Friday, January 10, 2014

Even doctors want to know what health plans they are in

Striking a balance of price and reasonable access to quality medical care is an evolving issue nationwide, Insurance Commissioner Mike Kreidler told a leadership gathering of the American Medical Association on Jan. 10.

The key topic for the panel on Jan. 10: How insurance regulators, medical providers and insurance companies can guarantee patients access to quality care.

Several of the larger health insurers kept their rates down by limiting their provider networks,” Kreidler said during a panel discussion at the AMA’s 2014 State Legislative Strategy Conference in Tucson, AZ.  “This has upset both consumers and providers.”

Kreidler said that he noticed a trend by insurance companies last summer to develop “narrower networks” of doctors and hospitals in the new health plans they offered for the first time on Washington’s Health Benefits Exchange, which manages the Washington Healthplanfinder.

That’s the online site where consumers can shop for 46 health plans and, in many cases, get subsidies to help pay for premiums.

Consumers can also choose from 51 plans in the outside market, where subsidies are not available. Although narrower networks are found in these plans as well, the concern is more prominent in the Exchange.

In some cases, insurers did not contract with doctors and hospitals that had traditionally been part of their networks. The new business model emerged as a way for insurers to keep premiums as inexpensive as possible for consumers.

This development has raised a red flag for consumers and doctors alike. Kreidler recognized the issue when insurers began filing new plans last year. His office is now developing further guidelines to make sure that consumers have reasonable access to services.

More transparency about which doctors and facilities are included in the plans is another key aspect – for both consumers and the medical community. 

His office has already received many comments from consumer groups, doctors, insurers, Indian tribes, legislators and more. Draft rules will be ready in February and will be open for more public scrutiny.

Kreidler noted that this is just a first step.

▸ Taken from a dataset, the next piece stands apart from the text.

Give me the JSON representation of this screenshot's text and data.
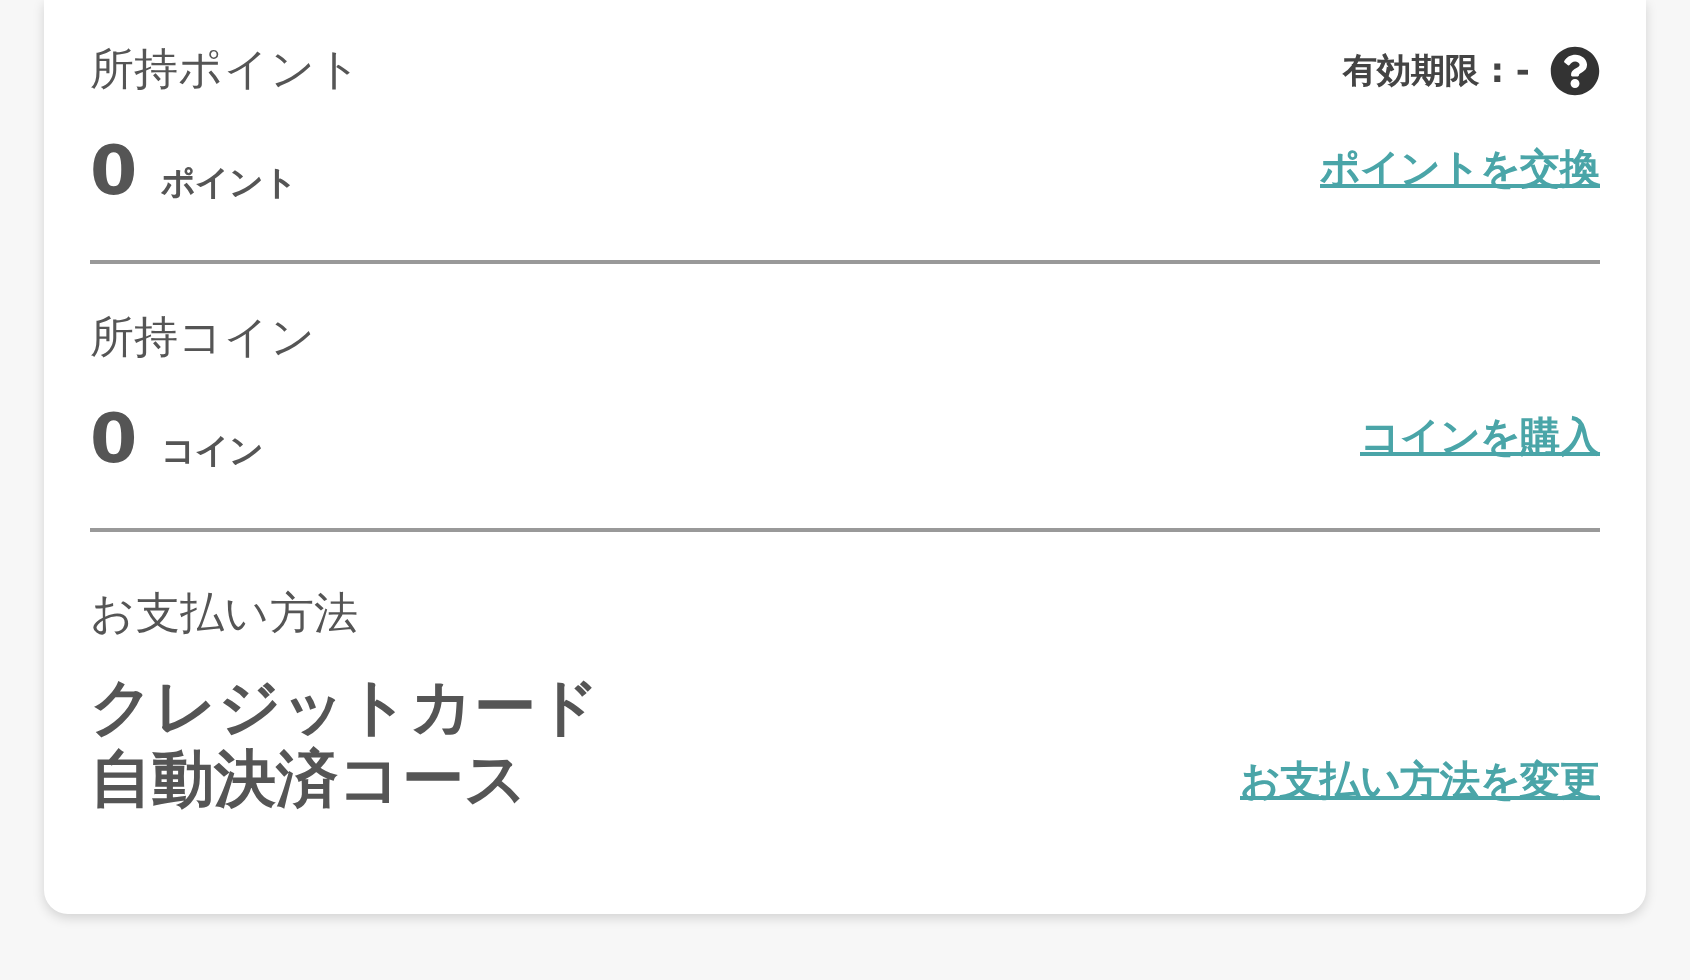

 “We want to make sure that we have up-to-date information so that consumers know which networks their doctors are in,” Kreidler said. “Doctors also want to know the networks they’re in. What we want to do is establish a common frame of reference for everyone.”